There are a few things from the training to become a foster parent that I still remember almost seven years later. The importance of the sibling connection is one of them.
When we first began the licensing process to become foster parents, we took all of the required trainings and jumped right in. My spouse and I knew we had a calling to be foster parents, but we had little exposure to the life of a foster parent prior to starting the licensing process. Along the way, we met others and learned as much as we could to prepare ourselves.
When it came time for us to get licensed, we decided to start fostering one child. We were first time parents and weren’t sure how we would handle multiple children.
Our first call was for a little girl Tilly who had just come into care.
It turns out that Tilly was the youngest of seven children. She was placed in our home, and her six siblings were placed in a group home several hours away.
Throughout those first few weeks of our time learning about Tilly and her family, we kept hearing how close-knit her family was. This refrain echoed through our ears and reminded us of that lesson we learned in our training. We were reminded of the significance of the sibling connection. We were reminded of another missing piece in her life as a result of living in foster care.
It took time, but Tilly reconnected with her siblings.
After nearly two months of living in foster care, we were able to coordinate with the case manager and the local group home for Tilly to come to the facility for weekly visits. Monday afternoons were our dedicated time to visit her brothers and sisters. The visits were simple, but they maintained that significant relationship between siblings. This was the time they could play, read, and catch up with each other. This was the time her six brothers and sisters could know that their baby sister was doing okay.
I believe those visits made a difference for Tilly.
They helped her keep those close relationships with her siblings while she was in care, and sustaining these relationships helped ease the transition going back home. I also know the difference it made for us as foster parents to get to know Juno, Xander, Desiree, Ivy, Tamas, and Zion. Our lives are enriched by knowing them.
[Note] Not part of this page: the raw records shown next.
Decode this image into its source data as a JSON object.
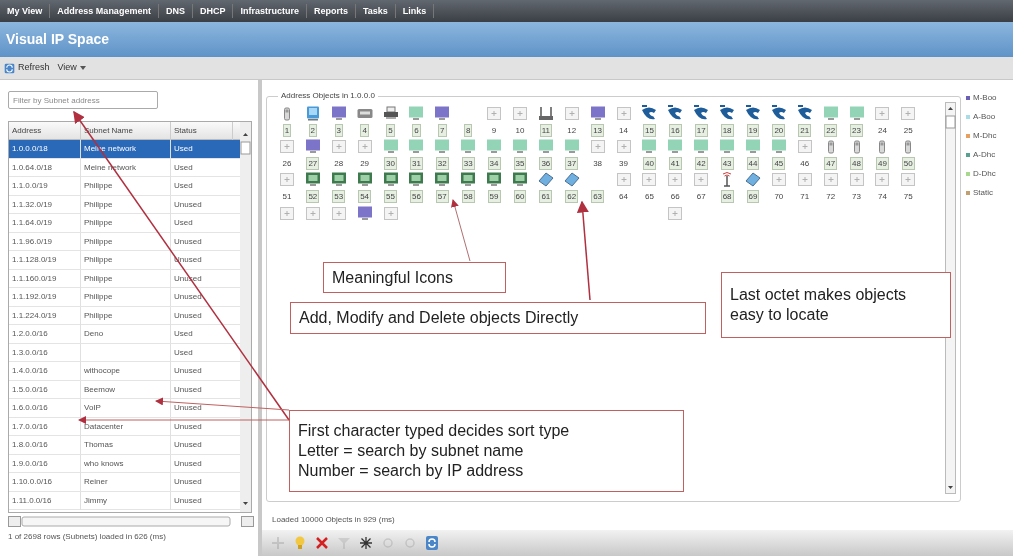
{
  "nav": [
    {
      "label": "My View"
    },
    {
      "label": "Address Management"
    },
    {
      "label": "DNS"
    },
    {
      "label": "DHCP"
    },
    {
      "label": "Infrastructure"
    },
    {
      "label": "Reports"
    },
    {
      "label": "Tasks"
    },
    {
      "label": "Links"
    }
  ],
  "page_title": "Visual IP Space",
  "toolbar": {
    "refresh": "Refresh",
    "view": "View"
  },
  "filter": {
    "placeholder": "Filter by Subnet address"
  },
  "table": {
    "columns": [
      "Address",
      "Subnet Name",
      "Status"
    ],
    "rows": [
      {
        "address": "1.0.0.0/18",
        "name": "Meine network",
        "status": "Used",
        "selected": true
      },
      {
        "address": "1.0.64.0/18",
        "name": "Meine network",
        "status": "Used",
        "selected": false
      },
      {
        "address": "1.1.0.0/19",
        "name": "Philippe",
        "status": "Used",
        "selected": false
      },
      {
        "address": "1.1.32.0/19",
        "name": "Philippe",
        "status": "Unused",
        "selected": false
      },
      {
        "address": "1.1.64.0/19",
        "name": "Philippe",
        "status": "Used",
        "selected": false
      },
      {
        "address": "1.1.96.0/19",
        "name": "Philippe",
        "status": "Unused",
        "selected": false
      },
      {
        "address": "1.1.128.0/19",
        "name": "Philippe",
        "status": "Unused",
        "selected": false
      },
      {
        "address": "1.1.160.0/19",
        "name": "Philippe",
        "status": "Unused",
        "selected": false
      },
      {
        "address": "1.1.192.0/19",
        "name": "Philippe",
        "status": "Unused",
        "selected": false
      },
      {
        "address": "1.1.224.0/19",
        "name": "Philippe",
        "status": "Unused",
        "selected": false
      },
      {
        "address": "1.2.0.0/16",
        "name": "Deno",
        "status": "Used",
        "selected": false
      },
      {
        "address": "1.3.0.0/16",
        "status": "Used",
        "selected": false
      },
      {
        "address": "1.4.0.0/16",
        "name": "withocope",
        "status": "Unused",
        "selected": false
      },
      {
        "address": "1.5.0.0/16",
        "name": "Beemow",
        "status": "Unused",
        "selected": false
      },
      {
        "address": "1.6.0.0/16",
        "name": "VoIP",
        "status": "Unused",
        "selected": false
      },
      {
        "address": "1.7.0.0/16",
        "name": "Datacenter",
        "status": "Unused",
        "selected": false
      },
      {
        "address": "1.8.0.0/16",
        "name": "Thomas",
        "status": "Unused",
        "selected": false
      },
      {
        "address": "1.9.0.0/16",
        "name": "who knows",
        "status": "Unused",
        "selected": false
      },
      {
        "address": "1.10.0.0/16",
        "name": "Reiner",
        "status": "Unused",
        "selected": false
      },
      {
        "address": "1.11.0.0/16",
        "name": "Jimmy",
        "status": "Unused",
        "selected": false
      }
    ],
    "status": "1 of 2698 rows (Subnets) loaded in 626 (ms)"
  },
  "objects": {
    "title": "Address Objects in 1.0.0.0",
    "rows": [
      [
        {
          "kind": "handheld",
          "label": "1",
          "boxed": true
        },
        {
          "kind": "computer",
          "label": "2",
          "boxed": true
        },
        {
          "kind": "monitor",
          "color": "#7c74c8",
          "label": "3",
          "boxed": true
        },
        {
          "kind": "scanner",
          "label": "4",
          "boxed": true
        },
        {
          "kind": "printer",
          "label": "5",
          "boxed": true
        },
        {
          "kind": "monitor",
          "color": "#93d3b6",
          "label": "6",
          "boxed": true
        },
        {
          "kind": "monitor",
          "color": "#7c74c8",
          "label": "7",
          "boxed": true
        },
        {
          "kind": "none",
          "label": "8",
          "boxed": true
        },
        {
          "kind": "empty-slot",
          "label": "9",
          "boxed": false
        },
        {
          "kind": "empty-slot",
          "label": "10",
          "boxed": false
        },
        {
          "kind": "router",
          "label": "11",
          "boxed": true
        },
        {
          "kind": "empty-slot",
          "label": "12",
          "boxed": false
        },
        {
          "kind": "monitor",
          "color": "#7c74c8",
          "label": "13",
          "boxed": true
        },
        {
          "kind": "empty-slot",
          "label": "14",
          "boxed": false
        },
        {
          "kind": "sip-phone",
          "label": "15",
          "boxed": true
        },
        {
          "kind": "sip-phone",
          "label": "16",
          "boxed": true
        },
        {
          "kind": "sip-phone",
          "label": "17",
          "boxed": true
        },
        {
          "kind": "sip-phone",
          "label": "18",
          "boxed": true
        },
        {
          "kind": "sip-phone",
          "label": "19",
          "boxed": true
        },
        {
          "kind": "sip-phone",
          "label": "20",
          "boxed": true
        },
        {
          "kind": "sip-phone",
          "label": "21",
          "boxed": true
        },
        {
          "kind": "monitor",
          "color": "#93d3b6",
          "label": "22",
          "boxed": true
        },
        {
          "kind": "monitor",
          "color": "#93d3b6",
          "label": "23",
          "boxed": true
        },
        {
          "kind": "empty-slot",
          "label": "24",
          "boxed": false
        },
        {
          "kind": "empty-slot",
          "label": "25",
          "boxed": false
        }
      ],
      [
        {
          "kind": "empty-slot",
          "label": "26",
          "boxed": false
        },
        {
          "kind": "monitor",
          "color": "#7c74c8",
          "label": "27",
          "boxed": true
        },
        {
          "kind": "empty-slot",
          "label": "28",
          "boxed": false
        },
        {
          "kind": "empty-slot",
          "label": "29",
          "boxed": false
        },
        {
          "kind": "monitor",
          "color": "#93d3b6",
          "label": "30",
          "boxed": true
        },
        {
          "kind": "monitor",
          "color": "#93d3b6",
          "label": "31",
          "boxed": true
        },
        {
          "kind": "monitor",
          "color": "#93d3b6",
          "label": "32",
          "boxed": true
        },
        {
          "kind": "monitor",
          "color": "#93d3b6",
          "label": "33",
          "boxed": true
        },
        {
          "kind": "monitor",
          "color": "#93d3b6",
          "label": "34",
          "boxed": true
        },
        {
          "kind": "monitor",
          "color": "#93d3b6",
          "label": "35",
          "boxed": true
        },
        {
          "kind": "monitor",
          "color": "#93d3b6",
          "label": "36",
          "boxed": true
        },
        {
          "kind": "monitor",
          "color": "#93d3b6",
          "label": "37",
          "boxed": true
        },
        {
          "kind": "empty-slot",
          "label": "38",
          "boxed": false
        },
        {
          "kind": "empty-slot",
          "label": "39",
          "boxed": false
        },
        {
          "kind": "monitor",
          "color": "#93d3b6",
          "label": "40",
          "boxed": true
        },
        {
          "kind": "monitor",
          "color": "#93d3b6",
          "label": "41",
          "boxed": true
        },
        {
          "kind": "monitor",
          "color": "#93d3b6",
          "label": "42",
          "boxed": true
        },
        {
          "kind": "monitor",
          "color": "#93d3b6",
          "label": "43",
          "boxed": true
        },
        {
          "kind": "monitor",
          "color": "#93d3b6",
          "label": "44",
          "boxed": true
        },
        {
          "kind": "monitor",
          "color": "#93d3b6",
          "label": "45",
          "boxed": true
        },
        {
          "kind": "empty-slot",
          "label": "46",
          "boxed": false
        },
        {
          "kind": "handheld",
          "label": "47",
          "boxed": true
        },
        {
          "kind": "handheld",
          "label": "48",
          "boxed": true
        },
        {
          "kind": "handheld",
          "label": "49",
          "boxed": true
        },
        {
          "kind": "handheld",
          "label": "50",
          "boxed": true
        }
      ],
      [
        {
          "kind": "empty-slot",
          "label": "51",
          "boxed": false
        },
        {
          "kind": "server",
          "label": "52",
          "boxed": true
        },
        {
          "kind": "server",
          "label": "53",
          "boxed": true
        },
        {
          "kind": "server",
          "label": "54",
          "boxed": true
        },
        {
          "kind": "server",
          "label": "55",
          "boxed": true
        },
        {
          "kind": "server",
          "label": "56",
          "boxed": true
        },
        {
          "kind": "server",
          "label": "57",
          "boxed": true
        },
        {
          "kind": "server",
          "label": "58",
          "boxed": true
        },
        {
          "kind": "server",
          "label": "59",
          "boxed": true
        },
        {
          "kind": "server",
          "label": "60",
          "boxed": true
        },
        {
          "kind": "tablet",
          "label": "61",
          "boxed": true
        },
        {
          "kind": "tablet",
          "label": "62",
          "boxed": true
        },
        {
          "kind": "none",
          "label": "63",
          "boxed": true
        },
        {
          "kind": "empty-slot",
          "label": "64",
          "boxed": false
        },
        {
          "kind": "empty-slot",
          "label": "65",
          "boxed": false
        },
        {
          "kind": "empty-slot",
          "label": "66",
          "boxed": false
        },
        {
          "kind": "empty-slot",
          "label": "67",
          "boxed": false
        },
        {
          "kind": "antenna",
          "label": "68",
          "boxed": true
        },
        {
          "kind": "tablet",
          "label": "69",
          "boxed": true
        },
        {
          "kind": "empty-slot",
          "label": "70",
          "boxed": false
        },
        {
          "kind": "empty-slot",
          "label": "71",
          "boxed": false
        },
        {
          "kind": "empty-slot",
          "label": "72",
          "boxed": false
        },
        {
          "kind": "empty-slot",
          "label": "73",
          "boxed": false
        },
        {
          "kind": "empty-slot",
          "label": "74",
          "boxed": false
        },
        {
          "kind": "empty-slot",
          "label": "75",
          "boxed": false
        }
      ],
      [
        {
          "kind": "empty-slot"
        },
        {
          "kind": "empty-slot"
        },
        {
          "kind": "empty-slot"
        },
        {
          "kind": "monitor",
          "color": "#7c74c8"
        },
        {
          "kind": "empty-slot"
        },
        {
          "kind": "none"
        },
        {
          "kind": "none"
        },
        {
          "kind": "none"
        },
        {
          "kind": "none"
        },
        {
          "kind": "none"
        },
        {
          "kind": "none"
        },
        {
          "kind": "none"
        },
        {
          "kind": "none"
        },
        {
          "kind": "none"
        },
        {
          "kind": "none"
        },
        {
          "kind": "empty-slot"
        }
      ]
    ],
    "status": "Loaded 10000 Objects in 929 (ms)"
  },
  "legend": [
    {
      "label": "M-Boo",
      "color": "#6b5fb5"
    },
    {
      "label": "A-Boo",
      "color": "#a8dde8"
    },
    {
      "label": "M-Dhc",
      "color": "#e8a060"
    },
    {
      "label": "A-Dhc",
      "color": "#5aa090"
    },
    {
      "label": "D-Dhc",
      "color": "#a8d890"
    },
    {
      "label": "Static",
      "color": "#c0a070"
    }
  ],
  "tools": [
    {
      "kind": "add",
      "disabled": true
    },
    {
      "kind": "edit",
      "disabled": false
    },
    {
      "kind": "delete",
      "disabled": false
    },
    {
      "kind": "filter",
      "disabled": true
    },
    {
      "kind": "asterisk",
      "disabled": false
    },
    {
      "kind": "circle",
      "disabled": true
    },
    {
      "kind": "circle",
      "disabled": true
    },
    {
      "kind": "refresh",
      "disabled": false
    }
  ],
  "callouts": [
    {
      "lines": [
        "Meaningful Icons"
      ]
    },
    {
      "lines": [
        "Add, Modify and Delete objects Directly"
      ]
    },
    {
      "lines": [
        "Last octet makes objects easy to locate"
      ]
    },
    {
      "lines": [
        "First character typed decides sort type",
        "Letter = search by subnet name",
        "Number = search by IP address"
      ]
    }
  ]
}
Tilly and her siblings are reunited with their mother now.
They are able to live together and be a family under the same roof. Sometimes, we’ll get together for dinner or to play at a local park. When we get together, we all get together, everyone from her family and everyone from ours. Tilly is the bond between our two families.
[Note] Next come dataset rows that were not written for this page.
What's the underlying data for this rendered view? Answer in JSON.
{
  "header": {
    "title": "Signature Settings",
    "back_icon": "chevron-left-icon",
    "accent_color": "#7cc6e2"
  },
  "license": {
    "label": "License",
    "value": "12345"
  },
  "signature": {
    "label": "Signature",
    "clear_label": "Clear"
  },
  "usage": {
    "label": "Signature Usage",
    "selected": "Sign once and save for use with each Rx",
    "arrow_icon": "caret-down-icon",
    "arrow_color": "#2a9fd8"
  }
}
I have learned a lot since those early days of being a foster parent.
One of the treasured lessons I learned is the significance of sibling relationships. Years later, Tilly’s sibling relationships are still going strong. They continue to be a close-knit family that remains linked to ours.